Being sick abroad has been the only time where I have truly questioned why it is that I am here. Why did I choose to turn my entire life upside down when I have everything at home? Why am I laying in a hospital bed in a place where no one speaks English and I have no idea what is wrong with me?
After a long weekend of eating only soup and rice, I finally stopped sharting myself and prepped for my second week at school. At first, I was anxious to return to the classrooms filled with teenaged girls that would always outnumber me. It’s difficult to manage a classroom when the majority of students don’t know what you’re saying, and if they do, they can pretend that they don’t.
I had to find a way to keep them focused or this was going to be the longest semester of my life… thank GOD for bribery and for music because as long as I promise to sing for my students at the end of class.. they now complete all of their work and sing a’long with me. I even have students who are not my own come up to me on campus and shout out names of songs they want me to sing. Even when the language isn’t there, music will always create a bridge to fill the gap.
I decided to shift my outlook when it comes to teaching.

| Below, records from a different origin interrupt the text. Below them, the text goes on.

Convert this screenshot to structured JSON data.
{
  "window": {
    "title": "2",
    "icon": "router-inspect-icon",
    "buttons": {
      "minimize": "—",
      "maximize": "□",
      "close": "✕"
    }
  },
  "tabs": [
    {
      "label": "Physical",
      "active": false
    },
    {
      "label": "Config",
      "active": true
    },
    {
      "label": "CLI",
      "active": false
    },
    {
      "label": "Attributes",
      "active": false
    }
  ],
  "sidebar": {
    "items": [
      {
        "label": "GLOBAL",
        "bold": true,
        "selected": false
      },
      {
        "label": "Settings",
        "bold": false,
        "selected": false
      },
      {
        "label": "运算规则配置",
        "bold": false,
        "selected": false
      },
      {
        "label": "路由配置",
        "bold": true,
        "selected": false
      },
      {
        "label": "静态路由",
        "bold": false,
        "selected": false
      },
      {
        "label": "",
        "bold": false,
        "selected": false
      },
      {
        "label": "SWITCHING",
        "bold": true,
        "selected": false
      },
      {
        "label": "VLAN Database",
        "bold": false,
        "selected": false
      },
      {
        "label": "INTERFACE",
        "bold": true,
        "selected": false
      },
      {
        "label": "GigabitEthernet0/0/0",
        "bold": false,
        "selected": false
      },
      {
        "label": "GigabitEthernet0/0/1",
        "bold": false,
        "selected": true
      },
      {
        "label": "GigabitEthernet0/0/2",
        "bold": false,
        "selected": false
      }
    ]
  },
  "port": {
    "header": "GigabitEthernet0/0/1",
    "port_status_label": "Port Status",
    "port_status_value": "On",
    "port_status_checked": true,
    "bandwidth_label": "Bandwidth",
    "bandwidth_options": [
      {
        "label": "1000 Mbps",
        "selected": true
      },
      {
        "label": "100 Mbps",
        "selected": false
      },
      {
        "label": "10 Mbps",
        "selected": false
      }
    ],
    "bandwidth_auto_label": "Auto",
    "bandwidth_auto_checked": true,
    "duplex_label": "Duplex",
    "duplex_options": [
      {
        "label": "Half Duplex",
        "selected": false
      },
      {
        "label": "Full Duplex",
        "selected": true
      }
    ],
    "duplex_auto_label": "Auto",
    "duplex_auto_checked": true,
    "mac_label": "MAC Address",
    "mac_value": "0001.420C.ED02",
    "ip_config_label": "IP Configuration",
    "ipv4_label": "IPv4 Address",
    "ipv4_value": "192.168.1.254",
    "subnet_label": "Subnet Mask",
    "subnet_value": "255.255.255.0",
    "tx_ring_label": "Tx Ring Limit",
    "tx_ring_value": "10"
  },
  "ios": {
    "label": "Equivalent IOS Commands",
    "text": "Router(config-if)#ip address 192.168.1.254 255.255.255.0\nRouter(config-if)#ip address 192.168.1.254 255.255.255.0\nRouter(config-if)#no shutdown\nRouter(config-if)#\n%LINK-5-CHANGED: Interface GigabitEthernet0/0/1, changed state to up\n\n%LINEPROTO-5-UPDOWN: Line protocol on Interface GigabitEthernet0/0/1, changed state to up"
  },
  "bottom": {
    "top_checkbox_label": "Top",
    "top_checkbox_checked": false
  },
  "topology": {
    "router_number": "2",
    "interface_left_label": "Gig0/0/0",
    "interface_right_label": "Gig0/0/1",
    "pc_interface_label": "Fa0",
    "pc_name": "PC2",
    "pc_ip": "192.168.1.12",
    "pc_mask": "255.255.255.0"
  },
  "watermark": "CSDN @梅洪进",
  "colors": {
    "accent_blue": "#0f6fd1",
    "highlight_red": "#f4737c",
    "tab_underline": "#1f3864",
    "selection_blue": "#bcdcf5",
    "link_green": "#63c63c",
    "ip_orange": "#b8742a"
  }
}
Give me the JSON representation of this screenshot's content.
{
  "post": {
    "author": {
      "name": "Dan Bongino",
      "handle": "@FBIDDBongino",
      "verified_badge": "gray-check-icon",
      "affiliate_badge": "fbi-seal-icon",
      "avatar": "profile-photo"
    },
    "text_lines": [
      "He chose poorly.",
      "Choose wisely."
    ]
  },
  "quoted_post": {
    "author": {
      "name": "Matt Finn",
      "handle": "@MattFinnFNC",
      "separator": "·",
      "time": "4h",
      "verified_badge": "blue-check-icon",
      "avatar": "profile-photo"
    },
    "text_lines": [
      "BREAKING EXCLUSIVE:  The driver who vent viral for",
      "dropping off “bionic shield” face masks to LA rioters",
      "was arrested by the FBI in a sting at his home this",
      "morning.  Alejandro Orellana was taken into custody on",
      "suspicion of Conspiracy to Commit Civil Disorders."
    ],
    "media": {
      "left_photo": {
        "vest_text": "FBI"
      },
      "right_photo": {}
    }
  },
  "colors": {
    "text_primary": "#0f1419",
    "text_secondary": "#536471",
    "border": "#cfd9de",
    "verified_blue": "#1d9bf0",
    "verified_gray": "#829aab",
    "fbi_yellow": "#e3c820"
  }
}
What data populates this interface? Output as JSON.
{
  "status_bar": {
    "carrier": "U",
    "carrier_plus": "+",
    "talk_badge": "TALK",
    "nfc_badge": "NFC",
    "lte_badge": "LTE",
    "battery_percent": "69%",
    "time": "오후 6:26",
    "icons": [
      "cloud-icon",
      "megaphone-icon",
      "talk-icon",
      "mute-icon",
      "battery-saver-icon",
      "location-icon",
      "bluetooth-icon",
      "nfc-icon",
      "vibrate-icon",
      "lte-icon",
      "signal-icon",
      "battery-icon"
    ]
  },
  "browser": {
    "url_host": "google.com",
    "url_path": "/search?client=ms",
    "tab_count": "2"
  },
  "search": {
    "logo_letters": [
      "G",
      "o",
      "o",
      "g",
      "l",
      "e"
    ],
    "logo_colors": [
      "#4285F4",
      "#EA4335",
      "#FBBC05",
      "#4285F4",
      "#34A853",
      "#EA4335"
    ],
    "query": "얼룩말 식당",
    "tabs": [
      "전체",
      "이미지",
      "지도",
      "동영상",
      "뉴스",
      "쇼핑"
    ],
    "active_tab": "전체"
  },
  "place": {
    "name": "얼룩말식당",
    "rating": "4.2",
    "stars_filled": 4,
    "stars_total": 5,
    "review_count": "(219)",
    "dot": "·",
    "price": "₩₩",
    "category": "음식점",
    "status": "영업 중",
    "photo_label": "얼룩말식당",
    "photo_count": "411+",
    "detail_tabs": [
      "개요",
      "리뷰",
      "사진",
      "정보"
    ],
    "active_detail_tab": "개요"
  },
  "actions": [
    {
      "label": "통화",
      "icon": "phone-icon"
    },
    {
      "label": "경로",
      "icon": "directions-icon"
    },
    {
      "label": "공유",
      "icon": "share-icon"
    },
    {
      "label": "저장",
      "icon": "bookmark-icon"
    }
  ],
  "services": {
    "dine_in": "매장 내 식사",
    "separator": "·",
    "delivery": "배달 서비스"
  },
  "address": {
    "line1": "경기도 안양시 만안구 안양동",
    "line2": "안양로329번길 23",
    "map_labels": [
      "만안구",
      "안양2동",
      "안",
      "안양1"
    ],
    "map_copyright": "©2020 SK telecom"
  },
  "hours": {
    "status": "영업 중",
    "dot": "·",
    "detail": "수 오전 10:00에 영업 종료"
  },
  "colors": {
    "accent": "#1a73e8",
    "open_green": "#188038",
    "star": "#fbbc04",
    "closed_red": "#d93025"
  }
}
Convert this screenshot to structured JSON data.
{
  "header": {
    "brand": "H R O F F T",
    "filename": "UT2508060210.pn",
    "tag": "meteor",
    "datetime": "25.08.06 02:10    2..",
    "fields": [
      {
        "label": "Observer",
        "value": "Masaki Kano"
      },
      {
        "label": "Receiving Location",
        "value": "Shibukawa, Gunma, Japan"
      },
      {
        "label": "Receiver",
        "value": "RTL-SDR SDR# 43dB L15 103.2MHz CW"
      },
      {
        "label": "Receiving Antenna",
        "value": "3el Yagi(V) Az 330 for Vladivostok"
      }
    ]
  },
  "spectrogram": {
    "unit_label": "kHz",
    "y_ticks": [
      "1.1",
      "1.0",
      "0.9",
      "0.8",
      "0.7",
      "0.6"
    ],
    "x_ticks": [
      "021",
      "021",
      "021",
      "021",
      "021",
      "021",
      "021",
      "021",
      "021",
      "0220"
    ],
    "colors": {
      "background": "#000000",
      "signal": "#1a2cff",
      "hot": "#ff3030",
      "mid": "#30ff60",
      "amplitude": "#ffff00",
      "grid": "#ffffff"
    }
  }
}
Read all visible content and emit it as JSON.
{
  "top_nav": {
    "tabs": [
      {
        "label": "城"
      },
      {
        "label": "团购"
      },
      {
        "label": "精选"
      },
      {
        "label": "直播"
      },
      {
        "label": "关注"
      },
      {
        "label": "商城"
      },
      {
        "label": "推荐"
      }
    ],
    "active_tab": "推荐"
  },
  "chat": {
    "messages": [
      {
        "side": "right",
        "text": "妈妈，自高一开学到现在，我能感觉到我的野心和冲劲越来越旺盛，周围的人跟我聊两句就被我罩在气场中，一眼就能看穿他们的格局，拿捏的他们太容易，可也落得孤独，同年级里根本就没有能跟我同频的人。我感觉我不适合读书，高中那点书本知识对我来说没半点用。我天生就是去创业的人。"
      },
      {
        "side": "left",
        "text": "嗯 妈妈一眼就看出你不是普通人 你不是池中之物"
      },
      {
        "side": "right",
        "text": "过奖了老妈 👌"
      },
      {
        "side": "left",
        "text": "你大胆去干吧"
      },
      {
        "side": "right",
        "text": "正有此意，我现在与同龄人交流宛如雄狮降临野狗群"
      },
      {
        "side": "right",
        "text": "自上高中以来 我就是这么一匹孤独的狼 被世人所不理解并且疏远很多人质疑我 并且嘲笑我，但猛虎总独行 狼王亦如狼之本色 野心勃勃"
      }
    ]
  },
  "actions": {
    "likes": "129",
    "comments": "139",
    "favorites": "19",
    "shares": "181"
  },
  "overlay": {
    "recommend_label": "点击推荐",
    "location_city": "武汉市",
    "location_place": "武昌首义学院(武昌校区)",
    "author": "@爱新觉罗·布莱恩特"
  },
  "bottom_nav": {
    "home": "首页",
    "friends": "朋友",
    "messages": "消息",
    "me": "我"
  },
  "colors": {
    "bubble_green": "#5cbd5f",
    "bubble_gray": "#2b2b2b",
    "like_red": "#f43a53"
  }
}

I may not be able to make an impact on every single student. I may not be able to teach them to be fluent English speakers with the time and conditions I am given. But, if I can have at least one positive interaction with one student everyday, I am doing a good job. In the beginning, interactions were few and far between. But now, I am getting “mini-hearts” in the hallways, “I love you Teacha!” “Teacha is beautiful!” and big smiling faces with “HELLO TEACHA!!! HOW ARE YOUUU!”
Sometime’s, I get frustrated by the fact that class will be canceled because of “cheer practice” for “sports week” or a girl steals another girl’s skirt during class and she is standing with no pants on (yes, that has happened…) Sometime’s I’ll get frustrated by the fact that it takes me 10 whole minutes to explain and pantomime to my class to “take out a piece of paper.”
Sometime’s I’ll be out in public and be keenly aware of the fact I am the only Western person and there is not one English word being spoken around me.
Sometimes I will ask myself how did I get here? But, I would not change anything about my experience thus far.
I am so lucky to have an amazing foreign community in this tiny city, awesome co-workers, a cute apartment (with Air-con #BLESSUP), conveniences like TESCO, 7/11 (the holy grail in Thailand), Western dining options, a night market every night and a supportive group of friends in Thailand AND at home. I have easy access to visit all different parts of this beautiful country. I have met people from all over the world. I have already seen so many beautiful things and have connected with so many people.
I know for certain that growth does not occur in comfort and that I evolve the most when I am stretched and spun and turned upside down. Good news for me… because Thailand has no shortage of twists and turns.